A video accompanying a story by DSU Saniya Craft shows a senior member saying, “If you have anything in the y’all bag, maybe we’ll find it, okay? I’m looking for a bit of marijuana but I’m pretty. in you we will find everyone. “
By this time, Liberty County Sheriff’s Office officials had begun removing players’ bags from the car’s car park to investigate after asking Jones to open it. Police had a dog that smelled of drugs at the scene.
Officials learned that the passengers were in the lacrosse team.
“If there’s anything in there that’s suspicious,” his deputy said on the bus, “please tell me now, because when we find it, what do you think? We can’t help it.”
Legal staff inside and outside the bus were clean on photos and videos accompanied by thehornetonline.com account. Most, but not all, of the players and coaches on the bus were Black.
DSU President Tony Allen briefed university members on what happened earlier Monday. In it, Allen said DSU has informed Delaware Gov. John Carney, state Attorney General’s office, Delaware congressional delegation and the Congress of the Black Caucus on the incident.
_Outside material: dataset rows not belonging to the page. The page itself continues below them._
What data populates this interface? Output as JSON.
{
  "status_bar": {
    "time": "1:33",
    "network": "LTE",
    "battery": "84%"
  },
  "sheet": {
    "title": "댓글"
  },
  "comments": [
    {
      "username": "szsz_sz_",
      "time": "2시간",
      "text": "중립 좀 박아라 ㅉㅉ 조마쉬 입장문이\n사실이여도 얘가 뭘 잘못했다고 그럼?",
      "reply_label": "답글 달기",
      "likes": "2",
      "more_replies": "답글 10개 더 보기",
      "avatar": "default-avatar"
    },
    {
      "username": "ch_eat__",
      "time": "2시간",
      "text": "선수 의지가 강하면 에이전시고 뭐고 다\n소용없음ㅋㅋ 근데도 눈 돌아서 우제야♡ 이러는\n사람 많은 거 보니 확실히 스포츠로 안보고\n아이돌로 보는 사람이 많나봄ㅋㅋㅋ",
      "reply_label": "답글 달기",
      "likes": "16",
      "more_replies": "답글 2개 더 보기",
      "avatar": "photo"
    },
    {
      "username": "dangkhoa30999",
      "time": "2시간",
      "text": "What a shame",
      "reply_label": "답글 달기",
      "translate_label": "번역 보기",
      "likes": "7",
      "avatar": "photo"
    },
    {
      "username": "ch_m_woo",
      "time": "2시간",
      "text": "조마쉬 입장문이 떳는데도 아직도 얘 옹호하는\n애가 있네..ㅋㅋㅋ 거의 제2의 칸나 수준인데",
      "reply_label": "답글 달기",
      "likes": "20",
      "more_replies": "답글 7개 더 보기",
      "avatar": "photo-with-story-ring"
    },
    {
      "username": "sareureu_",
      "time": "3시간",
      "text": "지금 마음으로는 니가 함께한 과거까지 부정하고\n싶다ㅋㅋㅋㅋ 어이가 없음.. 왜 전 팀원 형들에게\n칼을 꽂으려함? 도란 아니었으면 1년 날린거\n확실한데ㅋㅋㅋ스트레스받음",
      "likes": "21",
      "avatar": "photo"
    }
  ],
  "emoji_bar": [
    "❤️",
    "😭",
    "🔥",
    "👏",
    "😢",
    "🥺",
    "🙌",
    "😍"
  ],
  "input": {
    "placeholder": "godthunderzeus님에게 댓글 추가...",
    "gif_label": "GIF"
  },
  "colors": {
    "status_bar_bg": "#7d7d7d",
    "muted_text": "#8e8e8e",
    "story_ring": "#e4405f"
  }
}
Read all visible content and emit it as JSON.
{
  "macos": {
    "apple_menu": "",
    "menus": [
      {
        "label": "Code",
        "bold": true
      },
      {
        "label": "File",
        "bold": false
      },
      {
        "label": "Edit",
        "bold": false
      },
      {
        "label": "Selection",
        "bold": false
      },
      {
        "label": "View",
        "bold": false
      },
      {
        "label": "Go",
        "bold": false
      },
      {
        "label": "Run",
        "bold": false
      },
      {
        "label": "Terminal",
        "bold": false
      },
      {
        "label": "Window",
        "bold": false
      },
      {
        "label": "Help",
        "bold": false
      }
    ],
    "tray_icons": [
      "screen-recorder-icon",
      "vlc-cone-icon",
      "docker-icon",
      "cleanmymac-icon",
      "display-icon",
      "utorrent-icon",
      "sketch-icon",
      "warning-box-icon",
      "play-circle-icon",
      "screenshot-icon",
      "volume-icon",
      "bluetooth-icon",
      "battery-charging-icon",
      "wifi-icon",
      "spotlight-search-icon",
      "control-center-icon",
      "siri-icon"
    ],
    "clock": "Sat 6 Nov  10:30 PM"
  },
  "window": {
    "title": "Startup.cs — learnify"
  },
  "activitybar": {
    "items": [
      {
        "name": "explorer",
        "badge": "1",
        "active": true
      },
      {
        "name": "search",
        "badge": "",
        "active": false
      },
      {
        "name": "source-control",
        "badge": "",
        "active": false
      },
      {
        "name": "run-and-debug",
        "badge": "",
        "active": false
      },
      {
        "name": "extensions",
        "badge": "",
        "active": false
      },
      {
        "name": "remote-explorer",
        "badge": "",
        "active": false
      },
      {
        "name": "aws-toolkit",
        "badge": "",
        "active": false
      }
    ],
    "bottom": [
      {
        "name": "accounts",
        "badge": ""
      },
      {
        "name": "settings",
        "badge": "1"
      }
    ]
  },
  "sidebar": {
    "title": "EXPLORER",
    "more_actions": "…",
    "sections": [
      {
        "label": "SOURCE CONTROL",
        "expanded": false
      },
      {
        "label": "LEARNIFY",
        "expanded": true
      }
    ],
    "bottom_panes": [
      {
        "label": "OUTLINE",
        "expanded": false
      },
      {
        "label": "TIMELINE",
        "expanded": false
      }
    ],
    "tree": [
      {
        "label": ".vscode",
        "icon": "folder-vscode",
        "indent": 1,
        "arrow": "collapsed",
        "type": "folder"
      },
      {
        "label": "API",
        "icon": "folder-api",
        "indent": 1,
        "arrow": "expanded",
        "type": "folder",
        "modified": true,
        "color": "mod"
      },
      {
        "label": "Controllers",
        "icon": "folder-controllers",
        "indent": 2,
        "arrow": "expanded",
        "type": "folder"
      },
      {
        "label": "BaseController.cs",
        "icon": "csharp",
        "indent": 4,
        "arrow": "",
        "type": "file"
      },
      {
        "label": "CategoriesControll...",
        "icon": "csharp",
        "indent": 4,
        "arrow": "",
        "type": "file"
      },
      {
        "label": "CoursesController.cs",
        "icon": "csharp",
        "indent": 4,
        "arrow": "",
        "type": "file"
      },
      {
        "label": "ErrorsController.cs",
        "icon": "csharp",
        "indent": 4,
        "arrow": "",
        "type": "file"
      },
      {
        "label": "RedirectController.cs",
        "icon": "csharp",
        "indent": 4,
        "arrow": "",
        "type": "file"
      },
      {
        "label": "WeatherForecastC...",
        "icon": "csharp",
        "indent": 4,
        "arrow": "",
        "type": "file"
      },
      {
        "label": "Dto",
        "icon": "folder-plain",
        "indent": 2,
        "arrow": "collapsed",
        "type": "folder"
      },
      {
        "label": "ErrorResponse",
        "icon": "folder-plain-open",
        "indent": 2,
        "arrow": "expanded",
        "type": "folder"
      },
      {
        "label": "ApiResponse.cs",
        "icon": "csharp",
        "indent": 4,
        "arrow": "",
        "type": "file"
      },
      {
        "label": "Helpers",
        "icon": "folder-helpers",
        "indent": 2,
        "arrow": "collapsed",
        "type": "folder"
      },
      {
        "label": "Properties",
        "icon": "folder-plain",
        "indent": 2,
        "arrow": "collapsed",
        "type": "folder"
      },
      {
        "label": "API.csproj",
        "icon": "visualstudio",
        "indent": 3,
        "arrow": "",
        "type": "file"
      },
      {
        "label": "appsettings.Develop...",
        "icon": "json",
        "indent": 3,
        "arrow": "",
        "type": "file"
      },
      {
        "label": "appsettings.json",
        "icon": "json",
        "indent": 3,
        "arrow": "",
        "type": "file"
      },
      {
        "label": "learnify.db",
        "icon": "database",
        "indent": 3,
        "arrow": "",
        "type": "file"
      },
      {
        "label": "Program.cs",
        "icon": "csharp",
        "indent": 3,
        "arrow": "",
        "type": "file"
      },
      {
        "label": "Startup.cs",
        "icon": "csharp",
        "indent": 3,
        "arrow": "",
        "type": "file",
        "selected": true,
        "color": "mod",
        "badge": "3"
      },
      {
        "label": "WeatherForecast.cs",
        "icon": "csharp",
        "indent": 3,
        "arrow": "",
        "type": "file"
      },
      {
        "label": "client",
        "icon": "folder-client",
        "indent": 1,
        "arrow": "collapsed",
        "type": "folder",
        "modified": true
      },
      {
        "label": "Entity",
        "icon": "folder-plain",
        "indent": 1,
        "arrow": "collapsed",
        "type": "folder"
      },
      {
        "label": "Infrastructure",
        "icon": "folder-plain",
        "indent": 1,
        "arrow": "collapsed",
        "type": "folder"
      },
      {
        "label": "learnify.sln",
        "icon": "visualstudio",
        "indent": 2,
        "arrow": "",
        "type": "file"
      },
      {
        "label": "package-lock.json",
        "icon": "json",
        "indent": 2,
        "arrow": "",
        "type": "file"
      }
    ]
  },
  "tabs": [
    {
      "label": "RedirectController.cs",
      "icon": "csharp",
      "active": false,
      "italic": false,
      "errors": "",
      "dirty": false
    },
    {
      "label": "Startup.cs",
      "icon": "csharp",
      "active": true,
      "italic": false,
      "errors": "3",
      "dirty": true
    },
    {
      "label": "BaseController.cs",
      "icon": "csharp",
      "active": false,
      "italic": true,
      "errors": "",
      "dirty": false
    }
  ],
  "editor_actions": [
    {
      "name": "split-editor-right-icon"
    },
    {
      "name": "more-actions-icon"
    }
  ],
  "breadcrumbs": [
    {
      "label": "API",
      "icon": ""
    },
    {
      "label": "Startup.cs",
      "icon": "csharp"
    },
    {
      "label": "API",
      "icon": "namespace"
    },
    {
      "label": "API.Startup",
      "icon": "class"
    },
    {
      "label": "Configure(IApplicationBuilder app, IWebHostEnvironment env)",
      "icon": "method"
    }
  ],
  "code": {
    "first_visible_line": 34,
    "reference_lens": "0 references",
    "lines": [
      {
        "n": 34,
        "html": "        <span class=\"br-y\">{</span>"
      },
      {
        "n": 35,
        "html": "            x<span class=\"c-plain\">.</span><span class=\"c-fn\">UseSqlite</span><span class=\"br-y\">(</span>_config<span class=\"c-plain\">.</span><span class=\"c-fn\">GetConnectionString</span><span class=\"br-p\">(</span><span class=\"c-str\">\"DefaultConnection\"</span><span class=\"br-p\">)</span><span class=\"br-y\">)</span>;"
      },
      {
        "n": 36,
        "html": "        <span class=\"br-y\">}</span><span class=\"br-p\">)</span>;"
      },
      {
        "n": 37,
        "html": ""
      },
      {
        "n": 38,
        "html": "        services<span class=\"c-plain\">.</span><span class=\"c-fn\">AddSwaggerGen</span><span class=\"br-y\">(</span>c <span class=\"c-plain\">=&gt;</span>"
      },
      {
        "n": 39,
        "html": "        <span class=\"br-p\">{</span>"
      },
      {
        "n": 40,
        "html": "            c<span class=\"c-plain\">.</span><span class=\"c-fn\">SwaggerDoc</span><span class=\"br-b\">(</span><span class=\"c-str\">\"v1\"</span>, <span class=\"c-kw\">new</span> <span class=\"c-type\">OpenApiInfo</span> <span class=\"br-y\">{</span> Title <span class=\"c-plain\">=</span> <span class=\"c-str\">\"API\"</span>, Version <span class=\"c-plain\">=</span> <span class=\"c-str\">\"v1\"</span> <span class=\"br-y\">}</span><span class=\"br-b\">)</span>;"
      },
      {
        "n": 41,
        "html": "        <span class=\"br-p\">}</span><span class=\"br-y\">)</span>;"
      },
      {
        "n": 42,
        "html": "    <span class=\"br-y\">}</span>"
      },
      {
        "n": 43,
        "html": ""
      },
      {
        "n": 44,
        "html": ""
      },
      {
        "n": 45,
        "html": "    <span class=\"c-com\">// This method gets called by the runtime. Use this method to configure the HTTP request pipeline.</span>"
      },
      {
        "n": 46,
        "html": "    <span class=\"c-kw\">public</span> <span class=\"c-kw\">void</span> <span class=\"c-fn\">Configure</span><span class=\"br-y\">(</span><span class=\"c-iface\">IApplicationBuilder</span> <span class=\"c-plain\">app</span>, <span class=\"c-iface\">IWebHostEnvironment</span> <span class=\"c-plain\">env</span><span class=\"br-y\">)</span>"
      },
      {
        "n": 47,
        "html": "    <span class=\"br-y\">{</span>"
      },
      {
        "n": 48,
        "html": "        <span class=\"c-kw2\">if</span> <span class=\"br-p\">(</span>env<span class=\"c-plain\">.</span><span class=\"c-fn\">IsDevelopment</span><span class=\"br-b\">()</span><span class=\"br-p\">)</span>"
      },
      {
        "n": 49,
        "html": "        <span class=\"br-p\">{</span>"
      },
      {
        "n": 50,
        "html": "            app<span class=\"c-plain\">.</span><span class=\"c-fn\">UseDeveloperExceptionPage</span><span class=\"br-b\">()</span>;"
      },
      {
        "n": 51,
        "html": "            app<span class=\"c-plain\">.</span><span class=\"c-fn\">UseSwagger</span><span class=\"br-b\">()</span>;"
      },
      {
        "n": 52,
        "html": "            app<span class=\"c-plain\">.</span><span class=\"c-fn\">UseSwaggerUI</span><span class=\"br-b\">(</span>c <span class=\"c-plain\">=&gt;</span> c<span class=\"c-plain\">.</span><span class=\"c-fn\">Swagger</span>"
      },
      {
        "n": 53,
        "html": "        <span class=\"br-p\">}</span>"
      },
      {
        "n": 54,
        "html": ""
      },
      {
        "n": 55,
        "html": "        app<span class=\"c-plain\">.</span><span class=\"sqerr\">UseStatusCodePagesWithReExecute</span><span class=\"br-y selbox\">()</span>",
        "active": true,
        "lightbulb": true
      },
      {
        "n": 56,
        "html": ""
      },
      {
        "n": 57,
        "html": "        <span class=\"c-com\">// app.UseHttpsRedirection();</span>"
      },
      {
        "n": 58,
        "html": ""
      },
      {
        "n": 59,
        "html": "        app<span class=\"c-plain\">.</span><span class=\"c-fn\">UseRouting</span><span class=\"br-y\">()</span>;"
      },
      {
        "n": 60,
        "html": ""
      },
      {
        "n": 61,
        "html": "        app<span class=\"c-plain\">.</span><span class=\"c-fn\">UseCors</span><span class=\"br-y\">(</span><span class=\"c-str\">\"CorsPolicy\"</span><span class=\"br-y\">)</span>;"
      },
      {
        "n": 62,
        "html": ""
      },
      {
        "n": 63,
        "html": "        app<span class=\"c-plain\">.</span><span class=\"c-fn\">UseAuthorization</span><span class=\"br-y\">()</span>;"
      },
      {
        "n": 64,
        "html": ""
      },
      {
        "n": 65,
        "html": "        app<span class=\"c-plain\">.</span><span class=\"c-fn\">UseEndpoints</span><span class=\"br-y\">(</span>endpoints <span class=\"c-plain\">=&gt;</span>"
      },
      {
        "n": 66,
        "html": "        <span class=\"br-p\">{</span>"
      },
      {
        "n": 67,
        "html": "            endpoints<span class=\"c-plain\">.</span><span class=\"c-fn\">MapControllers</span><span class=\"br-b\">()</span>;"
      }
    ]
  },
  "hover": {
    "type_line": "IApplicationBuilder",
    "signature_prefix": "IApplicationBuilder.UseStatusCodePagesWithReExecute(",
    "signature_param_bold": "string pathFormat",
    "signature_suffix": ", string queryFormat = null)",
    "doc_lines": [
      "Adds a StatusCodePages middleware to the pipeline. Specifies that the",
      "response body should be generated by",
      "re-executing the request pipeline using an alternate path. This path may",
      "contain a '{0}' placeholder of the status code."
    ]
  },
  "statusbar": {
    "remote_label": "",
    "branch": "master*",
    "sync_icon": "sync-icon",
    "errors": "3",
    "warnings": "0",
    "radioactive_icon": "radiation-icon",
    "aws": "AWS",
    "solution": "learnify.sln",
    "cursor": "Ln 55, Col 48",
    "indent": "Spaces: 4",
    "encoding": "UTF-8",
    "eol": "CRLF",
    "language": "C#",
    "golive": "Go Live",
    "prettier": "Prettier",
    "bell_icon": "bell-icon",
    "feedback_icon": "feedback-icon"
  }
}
“They, like me, get angry,” Allen wrote. “We have also reached out to Georgia Law Enforcement and are looking at ways in which we can – legally and otherwise – be available to our running students, our coaches, and the university.”
Delaware State coach Pamella Jenkins called Monday’s incident “very disappointing” and praised the team members for being “consistent.”
When members of the group saw their belongings being removed before the second was announced, they were shocked, Jenkins said.
“What made them angry was that they thought they were guilty of it (the defendants),” Jenkins said. “This is what really made me angry because I trust my girls.”
“One of my school athletes asked them, ‘How did we get out of the parking lot all the time to the drug-smelling dogs passing by our luggage?’ Jenkins said. “The police officer said that on this highway there are many buses that smuggle people and they have to work hard. “
Gov. Carney released a statement Monday calling the movie “disappointing, frustrating and frustrating.”
“Times like this have to be changed to be part of our country’s history,” Carney said, “but it continues to be unfortunate all the time in every part of our country. It’s difficult especially when it affects our region.”
After being contacted Monday morning, the Liberty County Sheriff’s Office said it would hold a statement at the end of the day but nothing was released.
In bold letters, Allen also wrote in an email to the DSU team: “We do not want this or that incident to be trivial. We are ready to go wherever the evidence leads us. We have a video. Perhaps more importantly we have the courage to what we believe. “
A member of the Atlantic Sun Conference Hornets played again at Kennesaw State in Georgia on April 16 and University of Jacksonville in Florida on April 18.
While on the bus, the officer told the passengers that “marijuana is not legal in Georgia.” He later stated that “anything you can put on marijuana” for smoking or weight-loss equipment “as standard,” implies that it is also illegal to do so.
The bus was stopped for 30 to 45 minutes, Jenkins said. At one point, his deputy boarded a bus carrying a gift-wrapped box and summoned a man named – senior Aniya Aiken, from Decatur, Georgia.
Aiken was asked where he received the package, Jenkins said. It came from relatives who saw the team play in Kennesaw State. When asked what was inside, Aiken said he was told by his aunt not to open the gift until he returned to school.
“He said ‘You received something and you don’t know what it is?’ Jenkins said, and the second was also told it was a gift to be opened later.
The second one went back to the store with the gift, and it was opened.
“Maybe 10 minutes later he comes to the bus and says’ You’re free to leave, have a good trip,” Jenkins said.
The driver was not given a word.
When Aiken picked up her gift later she found a jewelry box that was a gift for graduates.
“To put it bluntly,” Allen wrote, “no restrictions were found in this study, and all of our coaches and student athletes have done things respectfully throughout the trial and embarrassment.”
In a nutshell, Delaware US Sens. Tom Carper and Chris Coons and US Rep. Lisa Blunt Rochester called this “extremely confusing.”
“No one should feel unsafe or humiliated by any government or group that has sworn to protect and serve them,” he said. “This is especially true for students who have sought out HBCUs such as Delaware State University who have a history of empowering areas that often experience discrimination and other barriers to accessing opportunities.”
Activities starting in Delaware State and Saturday morning at Alumni Stadium. One of the speakers is former Atlanta mayor Keisha Lance Bottoms, who is expected to address the incident.
The incident took place in a year in which Delaware State and Black Colleges and other Universities have been subjected to repeated harassment.
Allen writes: “It should not be lost on any of us, as the daily line is too small for the ritual and the wonder, for the people of all races, between the safe and the oppressed. and the organizations they serve. Feeling powerless is always important to the enemy. “
Follow Kevin Tresolini on Twitter @kevintresolini.